Concept and Meaning
Lean Thinking has its origins in the Toyota Production System since 1950s. Womack, et al (1990) were probably the first to use this term in their seminal piece of work "The machine that changed the world". Lean Thinking is a set of principles that redefines the way the organization thinks about waste, value, quality and efficiency. It leads the organization on a path of continuous improvement by relentlessly driving waste out of the operation.
Michael Porter in his work on The Competitive Advantage of the Nations (1980) had identified three generic strategies to be followed by a company. They are cost leadership, differentiation and focus. There was an implicit assumption in the porter's model that a company can adopt only one of these strategies in the long term. Lean Thinking runs contrary to this and shows the way to achieve cost leadership, enhanced customer value and increased quality of product and services.
With the application of Lean Thinking, organization creates a niche for itself through flexible operations, differentiates itself by offering only those product and services that customer needs and achieves cost leadership by reducing all forms of muda - the Japanese term for waste.
Thus, while removing muda or waste from the process, system, organization is one side of the coin, adding value is another side of the same coin. In other words, Lean Thinking and its principles help organization to uncover the muda in its operations and convert the muda into value from the customer point of view.
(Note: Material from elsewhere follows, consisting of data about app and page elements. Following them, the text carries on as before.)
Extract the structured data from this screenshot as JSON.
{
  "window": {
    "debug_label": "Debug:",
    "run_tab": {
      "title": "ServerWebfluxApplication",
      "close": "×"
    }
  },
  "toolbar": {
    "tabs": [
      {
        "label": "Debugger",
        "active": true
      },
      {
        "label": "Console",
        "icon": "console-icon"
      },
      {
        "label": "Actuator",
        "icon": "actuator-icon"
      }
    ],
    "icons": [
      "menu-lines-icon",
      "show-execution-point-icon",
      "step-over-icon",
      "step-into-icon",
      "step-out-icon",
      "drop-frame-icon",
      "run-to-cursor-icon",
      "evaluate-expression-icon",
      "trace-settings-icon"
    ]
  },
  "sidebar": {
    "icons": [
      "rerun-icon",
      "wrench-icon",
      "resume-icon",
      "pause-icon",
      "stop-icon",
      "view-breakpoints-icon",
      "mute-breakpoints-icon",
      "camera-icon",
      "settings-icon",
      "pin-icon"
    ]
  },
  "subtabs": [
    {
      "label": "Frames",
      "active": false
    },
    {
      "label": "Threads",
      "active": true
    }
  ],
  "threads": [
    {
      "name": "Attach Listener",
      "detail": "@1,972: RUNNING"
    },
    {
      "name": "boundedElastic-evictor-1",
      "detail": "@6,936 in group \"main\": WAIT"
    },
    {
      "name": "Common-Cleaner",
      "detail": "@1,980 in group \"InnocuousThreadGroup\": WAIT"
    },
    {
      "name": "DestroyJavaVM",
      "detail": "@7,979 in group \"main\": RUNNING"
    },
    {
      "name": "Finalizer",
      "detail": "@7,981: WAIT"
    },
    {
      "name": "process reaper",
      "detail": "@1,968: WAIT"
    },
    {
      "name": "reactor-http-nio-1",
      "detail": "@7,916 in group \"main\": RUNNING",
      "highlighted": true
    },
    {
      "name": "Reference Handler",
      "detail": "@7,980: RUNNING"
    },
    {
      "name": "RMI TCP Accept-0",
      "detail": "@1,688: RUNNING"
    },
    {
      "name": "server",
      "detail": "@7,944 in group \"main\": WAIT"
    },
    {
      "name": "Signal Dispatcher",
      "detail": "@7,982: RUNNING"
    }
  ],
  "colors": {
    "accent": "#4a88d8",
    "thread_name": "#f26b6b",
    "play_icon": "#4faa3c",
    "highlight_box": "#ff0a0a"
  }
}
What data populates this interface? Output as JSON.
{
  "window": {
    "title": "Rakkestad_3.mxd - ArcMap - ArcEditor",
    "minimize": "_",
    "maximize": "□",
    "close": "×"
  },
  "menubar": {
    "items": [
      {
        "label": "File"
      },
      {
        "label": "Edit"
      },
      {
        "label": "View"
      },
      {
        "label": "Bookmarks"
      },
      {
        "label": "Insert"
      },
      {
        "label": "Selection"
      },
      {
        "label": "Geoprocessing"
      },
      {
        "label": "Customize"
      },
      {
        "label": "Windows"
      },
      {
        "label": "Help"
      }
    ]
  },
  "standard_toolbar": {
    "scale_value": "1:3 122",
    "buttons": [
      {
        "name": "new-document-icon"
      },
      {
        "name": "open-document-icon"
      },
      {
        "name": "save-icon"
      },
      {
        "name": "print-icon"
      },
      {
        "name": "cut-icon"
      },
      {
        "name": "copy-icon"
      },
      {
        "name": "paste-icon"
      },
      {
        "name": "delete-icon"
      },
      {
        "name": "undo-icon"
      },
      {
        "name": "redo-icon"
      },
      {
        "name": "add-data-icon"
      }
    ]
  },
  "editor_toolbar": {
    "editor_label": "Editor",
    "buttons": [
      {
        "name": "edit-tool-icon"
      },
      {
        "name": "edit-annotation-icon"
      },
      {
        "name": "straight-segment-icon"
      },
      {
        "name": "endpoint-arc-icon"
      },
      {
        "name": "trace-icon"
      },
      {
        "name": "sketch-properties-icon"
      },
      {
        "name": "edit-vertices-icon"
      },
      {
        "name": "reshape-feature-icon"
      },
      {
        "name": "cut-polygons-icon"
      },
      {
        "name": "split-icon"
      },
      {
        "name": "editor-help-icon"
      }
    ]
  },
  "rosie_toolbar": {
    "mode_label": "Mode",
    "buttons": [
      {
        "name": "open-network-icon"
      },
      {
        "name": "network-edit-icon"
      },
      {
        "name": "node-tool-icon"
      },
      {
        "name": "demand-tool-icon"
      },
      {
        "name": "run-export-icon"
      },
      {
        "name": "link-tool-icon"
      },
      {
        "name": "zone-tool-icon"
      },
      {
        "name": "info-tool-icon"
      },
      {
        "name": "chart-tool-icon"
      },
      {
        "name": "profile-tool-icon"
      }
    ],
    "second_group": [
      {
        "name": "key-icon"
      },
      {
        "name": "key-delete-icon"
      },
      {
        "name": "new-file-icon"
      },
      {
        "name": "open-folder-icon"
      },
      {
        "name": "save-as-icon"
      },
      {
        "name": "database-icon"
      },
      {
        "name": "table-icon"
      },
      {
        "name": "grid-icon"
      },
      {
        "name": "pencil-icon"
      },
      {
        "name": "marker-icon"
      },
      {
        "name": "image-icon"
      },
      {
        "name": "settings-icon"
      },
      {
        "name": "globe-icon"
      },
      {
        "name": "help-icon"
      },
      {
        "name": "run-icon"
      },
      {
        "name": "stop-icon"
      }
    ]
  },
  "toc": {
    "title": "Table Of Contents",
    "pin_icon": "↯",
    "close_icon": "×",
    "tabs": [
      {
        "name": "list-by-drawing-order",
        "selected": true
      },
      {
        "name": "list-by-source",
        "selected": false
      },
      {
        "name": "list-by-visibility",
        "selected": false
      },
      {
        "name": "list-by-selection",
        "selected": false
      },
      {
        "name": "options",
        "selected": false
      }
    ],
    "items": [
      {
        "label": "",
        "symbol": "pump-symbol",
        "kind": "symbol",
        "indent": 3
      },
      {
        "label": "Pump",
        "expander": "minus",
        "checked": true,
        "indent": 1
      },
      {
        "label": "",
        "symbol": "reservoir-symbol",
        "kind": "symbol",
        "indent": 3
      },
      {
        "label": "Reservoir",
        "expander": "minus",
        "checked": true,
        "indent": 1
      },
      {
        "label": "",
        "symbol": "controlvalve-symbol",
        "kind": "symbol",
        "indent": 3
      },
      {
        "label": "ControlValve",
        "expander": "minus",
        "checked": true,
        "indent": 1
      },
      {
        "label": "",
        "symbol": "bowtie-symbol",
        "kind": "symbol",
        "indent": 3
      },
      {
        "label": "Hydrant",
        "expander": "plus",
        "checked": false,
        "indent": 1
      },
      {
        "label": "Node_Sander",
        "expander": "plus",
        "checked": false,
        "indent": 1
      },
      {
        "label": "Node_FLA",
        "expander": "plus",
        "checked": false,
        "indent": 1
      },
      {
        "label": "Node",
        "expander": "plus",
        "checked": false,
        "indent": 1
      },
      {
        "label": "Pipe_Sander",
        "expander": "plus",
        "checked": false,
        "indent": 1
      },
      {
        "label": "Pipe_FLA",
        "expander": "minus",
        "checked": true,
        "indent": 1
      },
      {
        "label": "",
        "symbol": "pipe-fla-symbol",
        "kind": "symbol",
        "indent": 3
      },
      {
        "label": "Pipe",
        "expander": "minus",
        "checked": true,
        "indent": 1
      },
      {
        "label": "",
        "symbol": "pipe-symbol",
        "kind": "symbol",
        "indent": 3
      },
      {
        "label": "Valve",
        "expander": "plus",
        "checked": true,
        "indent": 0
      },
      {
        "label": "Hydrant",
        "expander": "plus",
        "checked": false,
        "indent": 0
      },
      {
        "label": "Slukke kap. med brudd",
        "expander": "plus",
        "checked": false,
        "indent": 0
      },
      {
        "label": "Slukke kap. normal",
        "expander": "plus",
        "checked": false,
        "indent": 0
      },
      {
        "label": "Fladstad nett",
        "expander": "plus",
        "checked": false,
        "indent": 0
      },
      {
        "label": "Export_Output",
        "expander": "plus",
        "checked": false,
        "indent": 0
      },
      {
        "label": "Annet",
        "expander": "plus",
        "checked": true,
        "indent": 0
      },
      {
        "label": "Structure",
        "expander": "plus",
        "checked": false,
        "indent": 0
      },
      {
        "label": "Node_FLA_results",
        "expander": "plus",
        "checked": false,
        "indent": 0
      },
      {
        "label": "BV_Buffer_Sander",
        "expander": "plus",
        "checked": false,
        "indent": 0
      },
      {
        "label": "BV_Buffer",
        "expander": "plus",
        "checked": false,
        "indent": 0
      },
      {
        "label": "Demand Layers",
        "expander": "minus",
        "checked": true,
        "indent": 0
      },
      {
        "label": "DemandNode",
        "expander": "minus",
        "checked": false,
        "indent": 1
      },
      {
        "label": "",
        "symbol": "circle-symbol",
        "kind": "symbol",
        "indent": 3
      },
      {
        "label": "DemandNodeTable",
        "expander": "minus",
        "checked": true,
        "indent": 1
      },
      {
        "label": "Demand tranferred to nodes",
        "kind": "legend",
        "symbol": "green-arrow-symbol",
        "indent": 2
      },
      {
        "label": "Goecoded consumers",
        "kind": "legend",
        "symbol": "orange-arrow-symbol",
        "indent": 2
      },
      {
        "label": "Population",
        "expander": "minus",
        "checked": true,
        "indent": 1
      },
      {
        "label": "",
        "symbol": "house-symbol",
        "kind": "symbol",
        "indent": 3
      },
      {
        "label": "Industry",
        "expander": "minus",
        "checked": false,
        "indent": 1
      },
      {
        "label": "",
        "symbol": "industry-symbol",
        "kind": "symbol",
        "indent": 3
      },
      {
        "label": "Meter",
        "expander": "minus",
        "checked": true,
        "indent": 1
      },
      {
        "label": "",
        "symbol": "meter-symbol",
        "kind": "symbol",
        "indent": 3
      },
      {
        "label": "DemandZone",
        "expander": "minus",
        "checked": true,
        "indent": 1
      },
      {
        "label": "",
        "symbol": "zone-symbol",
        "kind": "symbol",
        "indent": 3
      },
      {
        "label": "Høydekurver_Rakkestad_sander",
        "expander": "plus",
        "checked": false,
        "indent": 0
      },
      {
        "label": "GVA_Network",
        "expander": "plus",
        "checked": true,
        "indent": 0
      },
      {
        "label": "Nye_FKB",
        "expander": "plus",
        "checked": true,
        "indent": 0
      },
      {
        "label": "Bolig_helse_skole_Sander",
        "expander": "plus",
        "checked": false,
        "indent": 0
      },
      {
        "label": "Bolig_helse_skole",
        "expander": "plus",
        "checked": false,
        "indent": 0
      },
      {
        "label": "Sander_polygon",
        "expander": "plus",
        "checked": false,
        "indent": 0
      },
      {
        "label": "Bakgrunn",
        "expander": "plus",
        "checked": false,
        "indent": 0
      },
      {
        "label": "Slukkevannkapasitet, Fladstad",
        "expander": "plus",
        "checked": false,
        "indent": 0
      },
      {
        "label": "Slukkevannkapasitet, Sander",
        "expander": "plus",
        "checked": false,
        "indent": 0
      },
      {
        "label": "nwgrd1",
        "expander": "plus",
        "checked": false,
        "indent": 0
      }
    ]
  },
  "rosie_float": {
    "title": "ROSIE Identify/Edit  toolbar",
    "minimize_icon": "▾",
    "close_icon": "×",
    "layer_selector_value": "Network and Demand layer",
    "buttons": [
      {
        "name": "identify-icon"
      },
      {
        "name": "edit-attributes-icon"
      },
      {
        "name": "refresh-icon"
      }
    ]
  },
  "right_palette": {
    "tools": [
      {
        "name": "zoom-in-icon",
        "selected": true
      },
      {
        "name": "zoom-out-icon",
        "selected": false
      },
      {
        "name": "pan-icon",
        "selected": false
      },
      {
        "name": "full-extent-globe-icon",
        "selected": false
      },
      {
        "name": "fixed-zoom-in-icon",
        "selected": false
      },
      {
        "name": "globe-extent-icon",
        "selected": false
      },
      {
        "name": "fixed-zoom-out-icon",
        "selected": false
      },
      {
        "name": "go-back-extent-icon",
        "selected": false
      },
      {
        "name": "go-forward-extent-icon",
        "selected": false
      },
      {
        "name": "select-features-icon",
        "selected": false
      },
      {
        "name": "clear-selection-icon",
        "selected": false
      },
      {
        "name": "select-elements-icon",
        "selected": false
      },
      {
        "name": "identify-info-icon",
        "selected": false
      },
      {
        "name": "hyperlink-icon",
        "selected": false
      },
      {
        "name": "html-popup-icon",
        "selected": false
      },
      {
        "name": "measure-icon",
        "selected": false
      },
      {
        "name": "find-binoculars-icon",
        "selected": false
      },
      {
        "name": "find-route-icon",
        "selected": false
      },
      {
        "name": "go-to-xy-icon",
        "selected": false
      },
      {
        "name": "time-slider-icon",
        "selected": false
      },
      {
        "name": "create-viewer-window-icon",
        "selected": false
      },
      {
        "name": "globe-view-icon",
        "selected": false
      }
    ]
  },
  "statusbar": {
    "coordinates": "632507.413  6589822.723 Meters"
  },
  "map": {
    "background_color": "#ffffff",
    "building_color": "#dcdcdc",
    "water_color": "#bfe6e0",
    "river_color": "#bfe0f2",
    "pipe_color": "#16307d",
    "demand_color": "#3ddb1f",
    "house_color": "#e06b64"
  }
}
With lean thinking it is possible to do / achieve more and more with less and less of resources, effort and time; within the context of the customer requirements.
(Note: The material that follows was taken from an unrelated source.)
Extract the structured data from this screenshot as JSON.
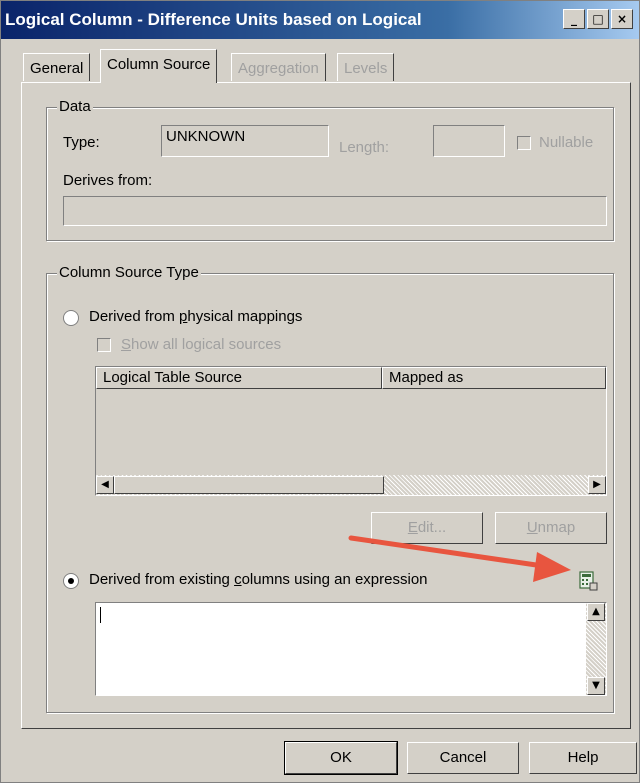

Womack and Jones (2003) believe and claim that Lean Thinking is counter-intuitive and thus difficult to...